The frame has been shortened (much to my girlfriends disgust…no room for a pillion!) and all brackets and tabs removed, I took off everything that didn’t need to be there including the pillion pegs. The engine is stock with the exception of the FCR’s and the shorty reverse cone megaphones. I am running Woodcraft clipons, a Nissin radial front brake master cylinder from a Kawasaki 636 with a matching cluth lever. I designed the rear sets in CAD and got a friend to machine them up out of 6061 Aerosapce Grade Alloy, the rear brake mastercylinder is off a Ducati 916 and is mounted to the rear sets. The battery is a small sealed Yuasa and is mounted on its side under the tail unit, I relocated the ignition switch under the seat and fitted a military spec starter button along side it. The tail light is a LED strip mounted near the rear sprocket, the indicators are Hein Gerricke parts that I found in a bargain bin at a bike shop in the UK and the headlight is a universal 7” chrome light. The biggest most time consuming part of the build was the fabrication of the tank and seat. At the time I couldn’t see anything on the market that really fitted the bike so I decided the only way to get the look I was after was to build it myself. I made a plug out of balsawood, filler and fibreglass. From the plug I built a mould and finally the actual parts – its like building the tank 3 times over… This was a massive job but well worth effort. 
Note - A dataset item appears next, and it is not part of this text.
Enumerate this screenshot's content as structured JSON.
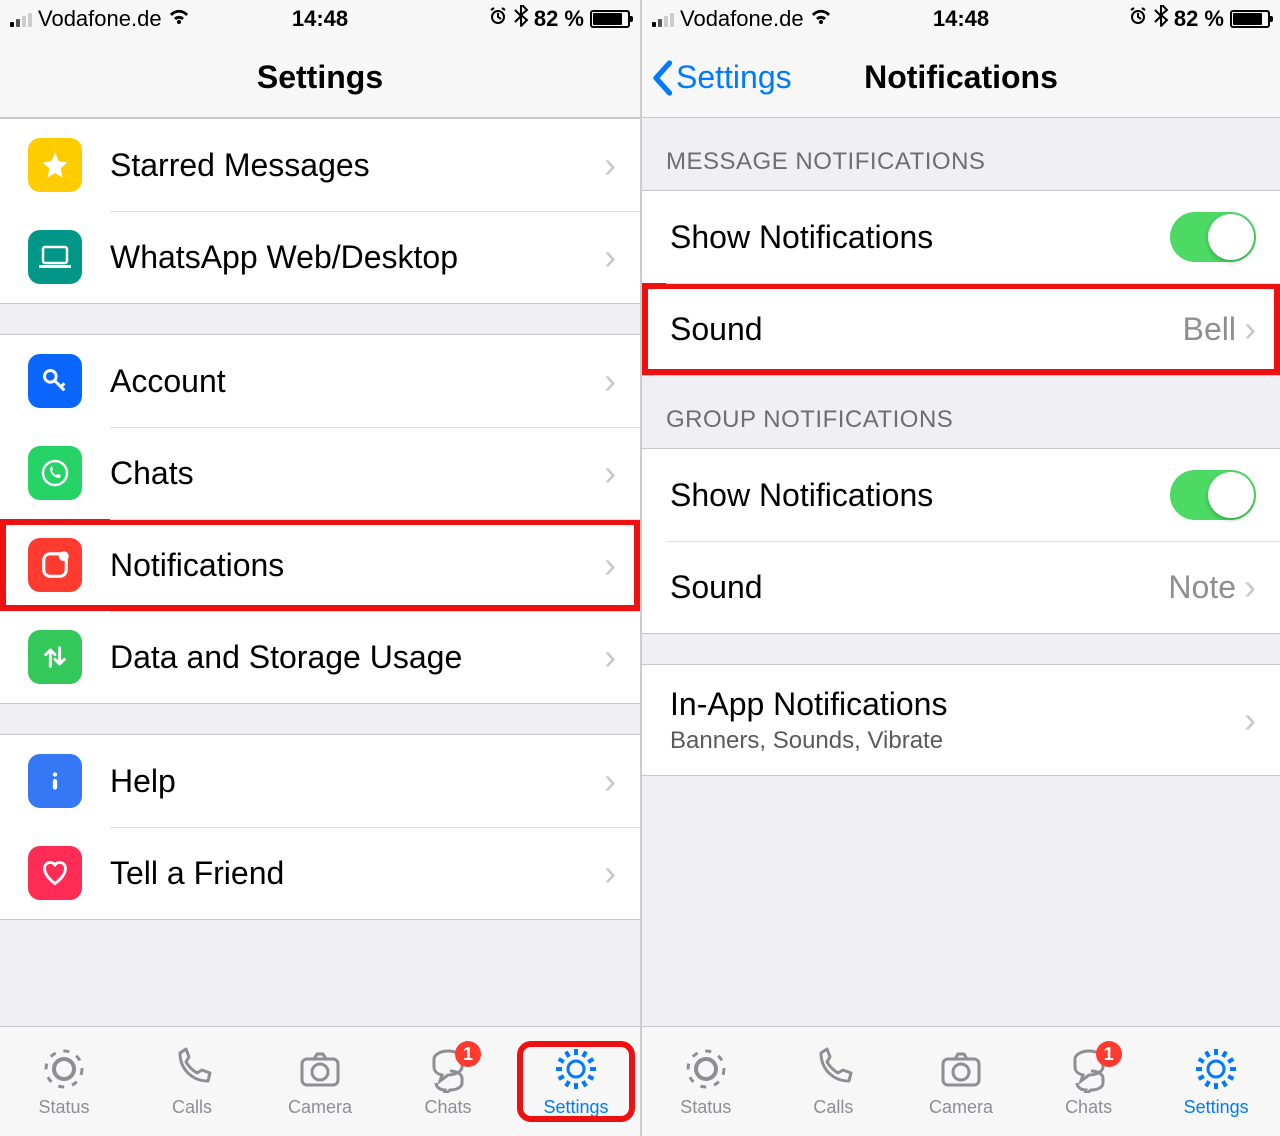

The final task was the wiring loom, I threw away the original loom altogether and designed/built a totally new loom to suit the bike. I removed anything that didn’t need to be there and relocated pretty much all the components in the electrical system to keep as much hidden as possible. This was quite a daunting task at first but with a little help from a few mates we had it sorted out. Since finishing the build I have just ridden the bike, no more mods, no changes, just heaps of riding. It runs really well (75hp at the wheel) and has clocked up almost 20,000km over the last few years.

Any plans for future builds?
There is a long list of plans for future builds! I’d like to build a dedicated track day bike, something with a lot of style and performance to match. The idea of a Vintage MX bike is pretty appealing too, then there is the big HP 80’s superbike that I have always wanted or maybe a Moto Guzzi café racer….I could go on! The 1972 Ossa I am currently restoring is almost finished so as soon as it is cleared off the bench I’ll get started on the next project.
What does the term Café Racer mean to you?
For me a Café Racer is a bike that is true to the original philosophy of taking parts off your bike with the goal of making it look cool and go fast! It has to have clipons, rear sets, loud pipes and loads of character. If you build it yourself the satisfaction you will get from riding it will be immense, that’s something that you can’t buy and in my mind an important part of the whole café racer experience.

No comments:

Post a Comment